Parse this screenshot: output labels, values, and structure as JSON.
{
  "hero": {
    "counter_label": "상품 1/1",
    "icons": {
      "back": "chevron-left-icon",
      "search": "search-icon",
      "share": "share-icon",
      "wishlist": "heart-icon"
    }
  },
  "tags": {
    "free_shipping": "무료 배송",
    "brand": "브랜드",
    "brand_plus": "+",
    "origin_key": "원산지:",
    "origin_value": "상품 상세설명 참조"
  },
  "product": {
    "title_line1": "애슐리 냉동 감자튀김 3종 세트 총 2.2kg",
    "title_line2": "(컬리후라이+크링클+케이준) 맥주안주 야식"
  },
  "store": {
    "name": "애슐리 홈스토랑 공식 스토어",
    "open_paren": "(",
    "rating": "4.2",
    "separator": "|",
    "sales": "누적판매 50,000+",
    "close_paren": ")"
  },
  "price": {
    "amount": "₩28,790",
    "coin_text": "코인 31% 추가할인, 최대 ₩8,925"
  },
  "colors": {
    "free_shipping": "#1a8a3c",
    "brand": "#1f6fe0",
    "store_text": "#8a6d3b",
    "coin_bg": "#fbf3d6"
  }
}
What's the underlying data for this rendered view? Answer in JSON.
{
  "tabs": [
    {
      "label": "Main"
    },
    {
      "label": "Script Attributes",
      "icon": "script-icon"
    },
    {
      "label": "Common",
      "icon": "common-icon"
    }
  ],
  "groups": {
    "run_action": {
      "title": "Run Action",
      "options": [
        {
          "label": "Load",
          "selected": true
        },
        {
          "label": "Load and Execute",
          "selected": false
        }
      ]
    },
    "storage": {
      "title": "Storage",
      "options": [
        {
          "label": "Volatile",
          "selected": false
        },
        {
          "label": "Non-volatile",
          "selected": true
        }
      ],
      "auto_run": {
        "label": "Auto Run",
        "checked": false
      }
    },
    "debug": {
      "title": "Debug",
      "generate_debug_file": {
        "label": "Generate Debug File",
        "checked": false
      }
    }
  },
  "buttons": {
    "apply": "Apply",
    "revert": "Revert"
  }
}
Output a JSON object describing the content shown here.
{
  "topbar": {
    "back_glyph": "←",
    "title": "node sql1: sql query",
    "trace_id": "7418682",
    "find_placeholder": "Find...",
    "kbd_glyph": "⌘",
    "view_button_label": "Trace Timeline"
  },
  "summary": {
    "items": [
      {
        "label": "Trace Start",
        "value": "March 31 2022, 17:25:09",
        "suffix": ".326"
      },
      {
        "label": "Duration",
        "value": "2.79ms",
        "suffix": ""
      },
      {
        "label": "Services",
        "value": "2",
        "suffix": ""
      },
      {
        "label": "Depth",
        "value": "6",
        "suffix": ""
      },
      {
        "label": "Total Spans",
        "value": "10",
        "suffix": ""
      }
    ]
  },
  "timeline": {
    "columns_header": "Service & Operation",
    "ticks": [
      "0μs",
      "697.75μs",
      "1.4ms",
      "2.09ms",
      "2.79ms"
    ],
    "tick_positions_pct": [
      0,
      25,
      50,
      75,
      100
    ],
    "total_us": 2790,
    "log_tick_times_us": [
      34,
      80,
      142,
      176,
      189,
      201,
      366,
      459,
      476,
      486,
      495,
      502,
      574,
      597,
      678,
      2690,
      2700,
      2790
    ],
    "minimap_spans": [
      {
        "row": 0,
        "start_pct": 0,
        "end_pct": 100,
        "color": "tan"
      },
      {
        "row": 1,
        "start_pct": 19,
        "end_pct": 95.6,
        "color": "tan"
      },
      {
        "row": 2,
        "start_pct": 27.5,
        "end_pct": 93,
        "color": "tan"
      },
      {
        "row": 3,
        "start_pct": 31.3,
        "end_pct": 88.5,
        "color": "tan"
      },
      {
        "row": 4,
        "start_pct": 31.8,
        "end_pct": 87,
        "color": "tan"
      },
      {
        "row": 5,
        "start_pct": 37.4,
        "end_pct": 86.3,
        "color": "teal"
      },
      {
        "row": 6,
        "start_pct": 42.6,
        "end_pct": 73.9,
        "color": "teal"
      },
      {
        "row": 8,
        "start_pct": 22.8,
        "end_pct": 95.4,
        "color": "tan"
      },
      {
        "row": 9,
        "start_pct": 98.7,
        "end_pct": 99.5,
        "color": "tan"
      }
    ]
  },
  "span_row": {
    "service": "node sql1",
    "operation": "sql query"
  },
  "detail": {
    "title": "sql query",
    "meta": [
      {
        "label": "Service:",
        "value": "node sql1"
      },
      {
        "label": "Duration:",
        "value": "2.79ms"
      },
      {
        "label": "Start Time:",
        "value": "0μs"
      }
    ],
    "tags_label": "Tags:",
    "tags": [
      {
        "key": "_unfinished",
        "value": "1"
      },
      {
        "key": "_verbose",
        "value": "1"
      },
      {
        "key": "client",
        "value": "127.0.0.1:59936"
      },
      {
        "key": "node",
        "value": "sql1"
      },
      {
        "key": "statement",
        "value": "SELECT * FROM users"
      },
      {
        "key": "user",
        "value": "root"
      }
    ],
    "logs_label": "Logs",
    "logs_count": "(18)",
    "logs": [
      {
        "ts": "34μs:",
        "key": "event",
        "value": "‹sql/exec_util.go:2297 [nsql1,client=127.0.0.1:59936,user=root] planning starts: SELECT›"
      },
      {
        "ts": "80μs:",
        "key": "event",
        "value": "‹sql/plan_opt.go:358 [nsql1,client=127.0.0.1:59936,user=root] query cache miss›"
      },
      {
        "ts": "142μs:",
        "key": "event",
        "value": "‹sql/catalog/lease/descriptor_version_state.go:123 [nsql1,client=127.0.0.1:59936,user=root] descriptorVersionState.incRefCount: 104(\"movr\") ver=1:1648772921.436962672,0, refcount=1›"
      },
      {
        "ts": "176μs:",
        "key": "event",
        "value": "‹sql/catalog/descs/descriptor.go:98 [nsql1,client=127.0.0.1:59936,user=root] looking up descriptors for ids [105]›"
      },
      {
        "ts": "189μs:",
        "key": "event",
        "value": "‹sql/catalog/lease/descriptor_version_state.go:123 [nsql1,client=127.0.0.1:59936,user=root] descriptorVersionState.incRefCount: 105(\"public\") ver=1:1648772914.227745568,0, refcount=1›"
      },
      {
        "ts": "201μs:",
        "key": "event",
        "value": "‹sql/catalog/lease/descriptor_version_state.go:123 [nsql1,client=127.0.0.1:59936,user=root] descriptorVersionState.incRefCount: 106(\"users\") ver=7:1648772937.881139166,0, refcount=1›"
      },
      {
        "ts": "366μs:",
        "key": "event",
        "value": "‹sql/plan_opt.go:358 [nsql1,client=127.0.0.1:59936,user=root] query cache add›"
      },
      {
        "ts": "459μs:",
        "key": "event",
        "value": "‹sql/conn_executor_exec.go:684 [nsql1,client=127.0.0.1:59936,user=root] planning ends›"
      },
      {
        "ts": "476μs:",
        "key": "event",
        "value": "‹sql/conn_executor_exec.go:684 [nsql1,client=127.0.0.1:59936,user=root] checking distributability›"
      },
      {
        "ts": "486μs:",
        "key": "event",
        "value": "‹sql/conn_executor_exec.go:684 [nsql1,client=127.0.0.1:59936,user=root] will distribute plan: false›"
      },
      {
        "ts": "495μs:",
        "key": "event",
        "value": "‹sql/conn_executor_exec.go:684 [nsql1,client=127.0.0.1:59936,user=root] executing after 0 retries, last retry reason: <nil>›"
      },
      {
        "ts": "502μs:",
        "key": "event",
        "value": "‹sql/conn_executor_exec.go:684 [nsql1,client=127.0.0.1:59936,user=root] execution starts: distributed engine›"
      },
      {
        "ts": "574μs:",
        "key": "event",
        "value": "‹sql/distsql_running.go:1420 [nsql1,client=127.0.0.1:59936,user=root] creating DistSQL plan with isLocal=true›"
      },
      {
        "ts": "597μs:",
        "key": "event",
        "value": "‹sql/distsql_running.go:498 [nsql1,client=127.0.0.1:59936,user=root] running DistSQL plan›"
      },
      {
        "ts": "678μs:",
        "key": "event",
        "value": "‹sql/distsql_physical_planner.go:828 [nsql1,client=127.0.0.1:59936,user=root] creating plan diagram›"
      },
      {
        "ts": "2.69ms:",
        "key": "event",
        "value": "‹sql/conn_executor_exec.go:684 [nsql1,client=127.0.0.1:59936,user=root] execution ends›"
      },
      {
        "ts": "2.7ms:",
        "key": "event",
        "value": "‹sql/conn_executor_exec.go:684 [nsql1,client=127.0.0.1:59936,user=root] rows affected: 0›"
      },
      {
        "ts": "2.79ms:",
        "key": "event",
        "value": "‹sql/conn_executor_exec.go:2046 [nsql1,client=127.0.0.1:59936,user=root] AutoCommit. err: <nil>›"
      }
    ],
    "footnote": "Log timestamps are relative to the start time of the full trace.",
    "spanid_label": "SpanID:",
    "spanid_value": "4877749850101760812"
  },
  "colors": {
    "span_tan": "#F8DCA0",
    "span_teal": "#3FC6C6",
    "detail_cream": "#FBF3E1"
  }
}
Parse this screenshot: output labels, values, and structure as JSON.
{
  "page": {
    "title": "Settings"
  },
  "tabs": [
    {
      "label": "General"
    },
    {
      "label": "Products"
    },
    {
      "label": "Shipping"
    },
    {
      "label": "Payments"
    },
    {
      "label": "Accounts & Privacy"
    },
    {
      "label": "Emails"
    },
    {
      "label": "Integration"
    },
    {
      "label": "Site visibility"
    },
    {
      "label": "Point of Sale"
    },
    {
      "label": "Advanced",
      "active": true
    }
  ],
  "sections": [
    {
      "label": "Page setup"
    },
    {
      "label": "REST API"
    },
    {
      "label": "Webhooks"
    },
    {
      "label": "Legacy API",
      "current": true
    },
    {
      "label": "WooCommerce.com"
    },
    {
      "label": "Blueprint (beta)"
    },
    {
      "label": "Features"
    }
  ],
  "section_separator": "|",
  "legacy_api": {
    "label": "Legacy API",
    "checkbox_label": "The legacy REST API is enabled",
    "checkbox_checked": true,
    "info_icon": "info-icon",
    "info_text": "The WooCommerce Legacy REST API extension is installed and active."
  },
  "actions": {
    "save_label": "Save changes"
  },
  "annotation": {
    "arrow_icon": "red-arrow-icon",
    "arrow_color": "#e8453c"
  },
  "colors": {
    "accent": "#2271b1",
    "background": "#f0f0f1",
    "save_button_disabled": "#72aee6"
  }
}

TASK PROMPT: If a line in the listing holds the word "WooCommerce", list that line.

OUTPUT FOR THIS TASK:
      "label": "WooCommerce.com"
    "info_text": "The WooCommerce Legacy REST API extension is installed and active."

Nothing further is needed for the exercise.